Omer and colleagues surveyed 551 doctors. They found that more recent graduates were 15% less likely to believe that vaccines are effective, compared with older graduates.
Younger doctors were also more likely to believe that immunizations do more harm than good, Omer tells WebMD.
And they were less likely to believe that measles, mumps, rubella (MMR), polio, and chickenpox vaccines were safe when compared to older doctors, he says.
"We picked up subtle, but important differences," Omer says. But most doctors still strongly support vaccines.
As an example, 81% of the doctors, regardless of age, agreed that "vaccines are one of the safest forms of medicine ever developed," he says.
But each increase of five years in the year of graduation was associated with 20% lower likelihood a doctor believed that statement was true.
Eight percent of doctors overall agreed that "children get more immunizations than are good for them." But each increase of five years in the year of graduation was also associated with 20% increased odds a doctor believed that was true.
The findings are significant "because the most important source of information on vaccination is doctors," says Bruce Gellin, MD, director of the National Vaccine Program Office in Washington, D.C. He moderated a news briefing to discuss the findings.
The study wasn't designed to examine why age might affect beliefs on vaccination. Gellin's theory: Like young parents, young doctors are not familiar with some of the infectious diseases that have been virtually wiped out by immunization programs.
"As familiarity with a disease goes away, they're only hearing about the vaccine. That often isn't in sync with what the vaccines are designed to do," he says.

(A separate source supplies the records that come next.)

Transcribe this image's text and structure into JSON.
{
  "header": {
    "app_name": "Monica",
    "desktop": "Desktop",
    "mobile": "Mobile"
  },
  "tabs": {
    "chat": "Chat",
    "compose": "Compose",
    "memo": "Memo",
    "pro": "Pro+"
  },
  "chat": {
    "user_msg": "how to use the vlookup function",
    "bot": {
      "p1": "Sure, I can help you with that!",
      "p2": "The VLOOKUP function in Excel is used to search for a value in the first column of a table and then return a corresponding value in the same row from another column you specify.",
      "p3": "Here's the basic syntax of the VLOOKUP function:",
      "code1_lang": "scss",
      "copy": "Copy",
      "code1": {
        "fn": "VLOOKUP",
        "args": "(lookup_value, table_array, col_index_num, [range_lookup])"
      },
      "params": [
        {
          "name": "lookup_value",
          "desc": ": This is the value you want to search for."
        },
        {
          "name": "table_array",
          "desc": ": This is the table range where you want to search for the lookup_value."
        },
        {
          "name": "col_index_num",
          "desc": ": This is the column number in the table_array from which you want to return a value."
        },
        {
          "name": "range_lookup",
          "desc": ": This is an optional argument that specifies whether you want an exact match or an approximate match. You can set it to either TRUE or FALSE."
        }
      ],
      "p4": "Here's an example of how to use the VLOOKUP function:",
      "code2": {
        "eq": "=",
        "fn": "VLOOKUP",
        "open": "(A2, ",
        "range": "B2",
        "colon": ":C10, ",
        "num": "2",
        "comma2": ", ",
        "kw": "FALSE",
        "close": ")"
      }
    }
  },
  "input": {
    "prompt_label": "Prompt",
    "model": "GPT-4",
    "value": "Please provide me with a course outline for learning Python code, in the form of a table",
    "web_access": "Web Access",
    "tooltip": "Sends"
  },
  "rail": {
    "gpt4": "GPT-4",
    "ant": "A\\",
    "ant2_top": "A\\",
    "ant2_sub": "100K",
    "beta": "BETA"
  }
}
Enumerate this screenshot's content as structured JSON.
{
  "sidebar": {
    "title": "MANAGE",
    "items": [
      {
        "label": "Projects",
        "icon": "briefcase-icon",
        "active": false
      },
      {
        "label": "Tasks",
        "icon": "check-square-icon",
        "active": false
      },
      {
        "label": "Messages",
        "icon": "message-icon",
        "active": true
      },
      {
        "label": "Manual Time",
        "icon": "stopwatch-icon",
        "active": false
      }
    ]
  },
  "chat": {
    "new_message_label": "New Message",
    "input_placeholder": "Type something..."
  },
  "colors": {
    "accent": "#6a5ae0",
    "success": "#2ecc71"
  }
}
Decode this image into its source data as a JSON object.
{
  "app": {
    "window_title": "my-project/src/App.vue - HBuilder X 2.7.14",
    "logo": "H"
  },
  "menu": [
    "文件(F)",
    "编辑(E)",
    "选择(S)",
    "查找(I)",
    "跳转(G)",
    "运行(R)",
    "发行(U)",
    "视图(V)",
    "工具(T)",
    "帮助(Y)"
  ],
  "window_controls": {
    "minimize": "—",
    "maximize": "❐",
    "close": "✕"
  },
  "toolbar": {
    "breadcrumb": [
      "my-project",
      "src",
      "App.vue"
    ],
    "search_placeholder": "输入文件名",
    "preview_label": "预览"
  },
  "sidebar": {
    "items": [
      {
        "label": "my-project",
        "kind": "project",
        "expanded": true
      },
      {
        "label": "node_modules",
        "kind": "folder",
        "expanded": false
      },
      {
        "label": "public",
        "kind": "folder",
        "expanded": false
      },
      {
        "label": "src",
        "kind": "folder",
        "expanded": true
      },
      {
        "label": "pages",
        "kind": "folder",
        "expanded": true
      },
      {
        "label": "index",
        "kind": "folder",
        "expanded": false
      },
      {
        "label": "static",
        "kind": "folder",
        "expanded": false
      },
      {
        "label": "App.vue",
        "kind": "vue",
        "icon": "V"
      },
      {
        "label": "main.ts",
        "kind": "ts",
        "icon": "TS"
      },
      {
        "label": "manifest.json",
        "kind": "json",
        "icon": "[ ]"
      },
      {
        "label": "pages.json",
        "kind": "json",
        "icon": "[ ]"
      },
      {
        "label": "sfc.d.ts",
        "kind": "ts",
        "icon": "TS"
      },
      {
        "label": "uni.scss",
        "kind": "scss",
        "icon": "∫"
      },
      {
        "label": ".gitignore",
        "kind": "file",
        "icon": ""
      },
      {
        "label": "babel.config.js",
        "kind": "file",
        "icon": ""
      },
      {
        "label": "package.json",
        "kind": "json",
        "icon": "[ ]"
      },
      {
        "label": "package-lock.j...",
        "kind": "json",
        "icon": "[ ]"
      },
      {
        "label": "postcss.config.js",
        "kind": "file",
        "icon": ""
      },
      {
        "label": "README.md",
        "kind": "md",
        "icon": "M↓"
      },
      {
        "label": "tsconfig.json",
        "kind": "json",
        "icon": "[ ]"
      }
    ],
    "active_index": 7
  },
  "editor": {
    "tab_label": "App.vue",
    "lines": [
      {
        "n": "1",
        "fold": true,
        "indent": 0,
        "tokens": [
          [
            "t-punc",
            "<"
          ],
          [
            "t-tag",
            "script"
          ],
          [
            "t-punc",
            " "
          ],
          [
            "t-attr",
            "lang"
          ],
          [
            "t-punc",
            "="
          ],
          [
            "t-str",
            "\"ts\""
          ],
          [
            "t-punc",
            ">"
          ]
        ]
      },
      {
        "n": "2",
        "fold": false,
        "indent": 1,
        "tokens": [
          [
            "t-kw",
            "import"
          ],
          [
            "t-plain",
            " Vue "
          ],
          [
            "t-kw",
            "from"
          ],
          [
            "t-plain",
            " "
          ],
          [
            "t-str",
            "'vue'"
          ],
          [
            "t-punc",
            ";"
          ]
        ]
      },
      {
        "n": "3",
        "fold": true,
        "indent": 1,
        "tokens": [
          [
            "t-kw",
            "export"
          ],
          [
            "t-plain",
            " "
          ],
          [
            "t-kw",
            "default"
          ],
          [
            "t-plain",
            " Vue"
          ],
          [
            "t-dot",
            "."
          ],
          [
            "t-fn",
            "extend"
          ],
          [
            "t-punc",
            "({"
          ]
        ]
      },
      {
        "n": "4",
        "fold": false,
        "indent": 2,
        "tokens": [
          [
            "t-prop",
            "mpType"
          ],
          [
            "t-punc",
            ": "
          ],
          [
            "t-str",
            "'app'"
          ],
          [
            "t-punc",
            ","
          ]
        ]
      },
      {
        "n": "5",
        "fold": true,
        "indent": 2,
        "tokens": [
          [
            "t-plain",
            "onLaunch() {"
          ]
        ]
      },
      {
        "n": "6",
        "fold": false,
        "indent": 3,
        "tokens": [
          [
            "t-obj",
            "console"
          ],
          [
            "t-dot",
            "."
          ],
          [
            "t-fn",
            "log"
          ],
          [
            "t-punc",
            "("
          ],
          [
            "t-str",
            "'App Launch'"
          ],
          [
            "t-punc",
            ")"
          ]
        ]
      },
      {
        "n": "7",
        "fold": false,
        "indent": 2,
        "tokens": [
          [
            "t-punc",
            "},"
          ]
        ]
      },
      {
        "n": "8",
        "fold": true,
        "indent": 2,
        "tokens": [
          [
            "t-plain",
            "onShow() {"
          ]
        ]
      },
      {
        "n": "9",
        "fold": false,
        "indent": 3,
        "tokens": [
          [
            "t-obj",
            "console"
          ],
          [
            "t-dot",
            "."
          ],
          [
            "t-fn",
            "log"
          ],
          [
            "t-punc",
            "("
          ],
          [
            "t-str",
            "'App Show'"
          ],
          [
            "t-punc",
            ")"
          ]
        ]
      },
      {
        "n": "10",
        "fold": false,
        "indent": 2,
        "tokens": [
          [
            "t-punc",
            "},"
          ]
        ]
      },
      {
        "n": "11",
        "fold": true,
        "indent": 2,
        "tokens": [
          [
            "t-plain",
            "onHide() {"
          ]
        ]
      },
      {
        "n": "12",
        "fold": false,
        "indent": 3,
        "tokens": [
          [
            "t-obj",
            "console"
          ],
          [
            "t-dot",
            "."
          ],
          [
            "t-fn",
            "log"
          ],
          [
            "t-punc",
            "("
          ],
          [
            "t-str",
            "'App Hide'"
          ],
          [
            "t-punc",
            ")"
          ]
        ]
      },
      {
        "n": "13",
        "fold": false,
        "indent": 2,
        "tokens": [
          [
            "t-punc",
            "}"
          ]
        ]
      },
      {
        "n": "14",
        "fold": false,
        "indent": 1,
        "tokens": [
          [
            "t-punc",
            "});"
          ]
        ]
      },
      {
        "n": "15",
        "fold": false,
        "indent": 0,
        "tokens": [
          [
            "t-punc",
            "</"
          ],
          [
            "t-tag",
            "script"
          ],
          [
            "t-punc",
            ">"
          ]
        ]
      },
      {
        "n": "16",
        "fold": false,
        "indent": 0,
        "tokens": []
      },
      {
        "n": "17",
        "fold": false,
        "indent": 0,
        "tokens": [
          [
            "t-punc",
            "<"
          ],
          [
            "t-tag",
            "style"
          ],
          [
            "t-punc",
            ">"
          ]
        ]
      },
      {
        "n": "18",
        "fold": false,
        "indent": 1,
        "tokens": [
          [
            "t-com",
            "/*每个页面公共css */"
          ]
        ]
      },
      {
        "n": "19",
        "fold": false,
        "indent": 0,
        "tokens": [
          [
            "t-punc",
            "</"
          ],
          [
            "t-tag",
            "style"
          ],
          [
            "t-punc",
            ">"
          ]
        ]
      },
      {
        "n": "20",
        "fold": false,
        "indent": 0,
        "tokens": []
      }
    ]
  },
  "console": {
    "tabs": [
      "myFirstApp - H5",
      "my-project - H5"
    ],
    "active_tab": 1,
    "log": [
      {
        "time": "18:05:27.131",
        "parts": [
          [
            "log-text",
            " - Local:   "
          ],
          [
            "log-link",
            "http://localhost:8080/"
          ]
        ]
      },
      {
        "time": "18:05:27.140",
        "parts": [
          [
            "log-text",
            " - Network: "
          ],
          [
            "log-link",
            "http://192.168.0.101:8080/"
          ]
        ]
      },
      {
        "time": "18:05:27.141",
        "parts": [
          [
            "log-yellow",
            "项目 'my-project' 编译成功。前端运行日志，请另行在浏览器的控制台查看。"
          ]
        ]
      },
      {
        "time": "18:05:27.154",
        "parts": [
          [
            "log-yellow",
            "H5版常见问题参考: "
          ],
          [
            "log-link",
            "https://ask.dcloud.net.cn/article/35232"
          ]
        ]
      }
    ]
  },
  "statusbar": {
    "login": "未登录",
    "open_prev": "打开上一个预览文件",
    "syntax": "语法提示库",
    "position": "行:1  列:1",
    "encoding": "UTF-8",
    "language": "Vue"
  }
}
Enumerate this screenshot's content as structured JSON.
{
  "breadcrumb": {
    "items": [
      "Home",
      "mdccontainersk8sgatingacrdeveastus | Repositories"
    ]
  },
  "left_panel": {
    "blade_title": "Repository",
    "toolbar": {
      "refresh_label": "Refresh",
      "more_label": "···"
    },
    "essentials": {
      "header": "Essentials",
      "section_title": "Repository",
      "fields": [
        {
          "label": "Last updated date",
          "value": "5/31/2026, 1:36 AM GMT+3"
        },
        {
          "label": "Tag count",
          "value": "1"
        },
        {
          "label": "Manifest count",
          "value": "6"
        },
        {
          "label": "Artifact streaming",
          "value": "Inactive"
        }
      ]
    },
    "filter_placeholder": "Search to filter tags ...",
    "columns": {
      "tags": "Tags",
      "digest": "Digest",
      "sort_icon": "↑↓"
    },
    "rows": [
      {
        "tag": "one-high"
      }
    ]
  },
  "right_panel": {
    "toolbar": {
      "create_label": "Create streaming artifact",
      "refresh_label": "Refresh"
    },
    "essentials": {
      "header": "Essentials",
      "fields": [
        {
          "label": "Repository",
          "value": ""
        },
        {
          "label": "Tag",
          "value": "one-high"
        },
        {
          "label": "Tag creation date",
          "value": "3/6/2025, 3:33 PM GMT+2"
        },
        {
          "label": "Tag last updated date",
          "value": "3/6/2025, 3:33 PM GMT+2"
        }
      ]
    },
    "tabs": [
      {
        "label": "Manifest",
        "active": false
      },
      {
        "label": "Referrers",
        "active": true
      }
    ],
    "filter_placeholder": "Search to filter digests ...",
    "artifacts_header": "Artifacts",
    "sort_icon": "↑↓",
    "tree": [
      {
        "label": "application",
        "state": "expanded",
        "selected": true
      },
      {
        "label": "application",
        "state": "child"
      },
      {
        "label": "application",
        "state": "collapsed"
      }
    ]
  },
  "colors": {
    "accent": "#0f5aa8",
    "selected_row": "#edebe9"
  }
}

Omer stresses that parents shouldn't choose a pediatrician based on age. "Simply ask their beliefs on vaccination if you have concerns," he says.